“We think we’ve seen this trend coming to our city for a few years,” Engel said. “It’s something we really thought would develop here quicker than it has.”

Griffis/Blessing bought downtown property and had plans to develop it before the recession. But he said the time might be coming for residential or multi-use projects.

“We think it’s sooner now than later,” he said. “It’s about time. We really have recognized this trend toward secondary cities urbanizing for eight, nine, 10 years. It’s about time.”

Institutional money

Jenkins said the trend toward institutional investors looking to secondary and tertiary markets seems accurate to him. Nor’wood recently partnered with Western National, a REIT based in southern California, to build its four suburban apartment complexes totaling more than 1,000 units.

“We have not historically partnered with institutional investors,” Jenkins said.

But Western National had apartment expertise, which Nor’wood lacked. They met, had common ground and decided to work together, Jenkins said.

Other than that instance, local brokers aren’t seeing a lot of big-money interest. Though the ULI report emphasized that major investors are running out of opportunity in high-priced coastal cities and looking to smaller markets, Colorado Springs might be too small, locals say.

“It’s getting too expensive on the coast, so you’re seeing a lot of activity driven inland to markets like Denver,” said Jason Baumgartner, director of research for Hoff & Leigh Commercial Real Estate.

ULI ranked Denver the nation’s 14th best overall market, eighth-best for investment.

One might think investors looking at Denver would also check out Colorado Springs, that’s not how it usually works.

“Colorado Springs is close to Denver,” said John Greenman, a Denver broker who once worked with institutional investors. “But people who look in Denver are focused in Denver and if they don’t find what they’re looking for, they don’t naturally say, ‘Well, gee, I guess I’ll look in Colorado Springs.’”

Big money like that gravitates to secure products. Even if returns aren’t as high, it’s important to be able to sell a property.

“In New York, you know you’ll always have a buyer,” Greenman said.

He now works with foreign investors who aren’t interested in Denver properties.
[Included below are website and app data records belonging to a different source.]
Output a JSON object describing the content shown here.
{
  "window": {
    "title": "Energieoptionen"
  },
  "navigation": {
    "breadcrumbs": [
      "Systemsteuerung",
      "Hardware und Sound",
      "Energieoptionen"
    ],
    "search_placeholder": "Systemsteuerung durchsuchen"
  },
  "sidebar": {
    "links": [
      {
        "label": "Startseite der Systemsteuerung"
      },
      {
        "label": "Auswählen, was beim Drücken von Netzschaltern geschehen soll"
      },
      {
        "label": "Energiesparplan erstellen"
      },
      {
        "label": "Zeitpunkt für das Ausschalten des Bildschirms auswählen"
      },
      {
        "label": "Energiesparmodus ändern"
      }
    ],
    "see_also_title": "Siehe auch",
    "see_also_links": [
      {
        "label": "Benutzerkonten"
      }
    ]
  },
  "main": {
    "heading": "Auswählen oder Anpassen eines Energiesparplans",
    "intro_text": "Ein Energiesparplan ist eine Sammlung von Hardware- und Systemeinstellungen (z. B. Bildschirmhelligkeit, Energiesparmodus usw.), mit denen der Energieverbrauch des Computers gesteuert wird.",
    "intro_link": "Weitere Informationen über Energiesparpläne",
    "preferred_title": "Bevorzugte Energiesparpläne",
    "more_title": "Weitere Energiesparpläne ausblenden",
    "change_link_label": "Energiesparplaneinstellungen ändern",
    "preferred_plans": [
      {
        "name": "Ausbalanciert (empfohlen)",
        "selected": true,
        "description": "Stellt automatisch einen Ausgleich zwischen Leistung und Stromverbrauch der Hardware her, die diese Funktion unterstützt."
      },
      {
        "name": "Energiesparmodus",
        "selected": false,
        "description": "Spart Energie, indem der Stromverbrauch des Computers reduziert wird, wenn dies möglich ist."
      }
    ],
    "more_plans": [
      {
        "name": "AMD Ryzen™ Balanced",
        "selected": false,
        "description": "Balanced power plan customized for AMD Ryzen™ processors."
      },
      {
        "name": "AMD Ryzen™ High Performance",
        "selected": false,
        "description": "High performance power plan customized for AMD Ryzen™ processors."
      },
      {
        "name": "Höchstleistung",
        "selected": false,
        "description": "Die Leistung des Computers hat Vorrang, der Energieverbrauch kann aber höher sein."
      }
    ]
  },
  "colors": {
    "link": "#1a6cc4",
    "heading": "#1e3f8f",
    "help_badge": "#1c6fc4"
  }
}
They stick to the coasts.

There are a lot of differences between the product in Denver and what investors can buy in Colorado Springs, said Hoff & Leigh president R.D. Trinidad.

While the average price of commercial office buildings has climbed slightly, the median price is down about $4 per square foot. That means inventory is growing, but the quality is declining, Baumgartner said. And institutional investors almost exclusively look at Class A spaces, he added.

Aside from a lack of quality inventory, Trinidad said Colorado Springs’ fundamentals are weak. Investors are starting to poke around in other cities where Hoff & Leigh works or does research, like Omaha, Des Moines and Boise.

But those markets have low unemployment. They’re also the biggest cities in their areas, which makes them regional cultural centers and reasonable headquarters for national companies, Baumgartner said.

Institutional money has made its way here in the past, Engel said.

“It’s not something you notice,” he said. “But it imports capital. We might see two or three or four properties under development instead of one.”

The last time there was an influx of institutional money in Colorado Springs was 1999, he said, just before the dot-com bust. He’s sure it will come again, but adds, “I just think it’s farther away.”

Before investors start slipping down I-25, the Mile High City will have to hit a balance between supply and demand.

“I think it will be a while,” Engel said, “before Denver reaches that supply-and-demand balance.”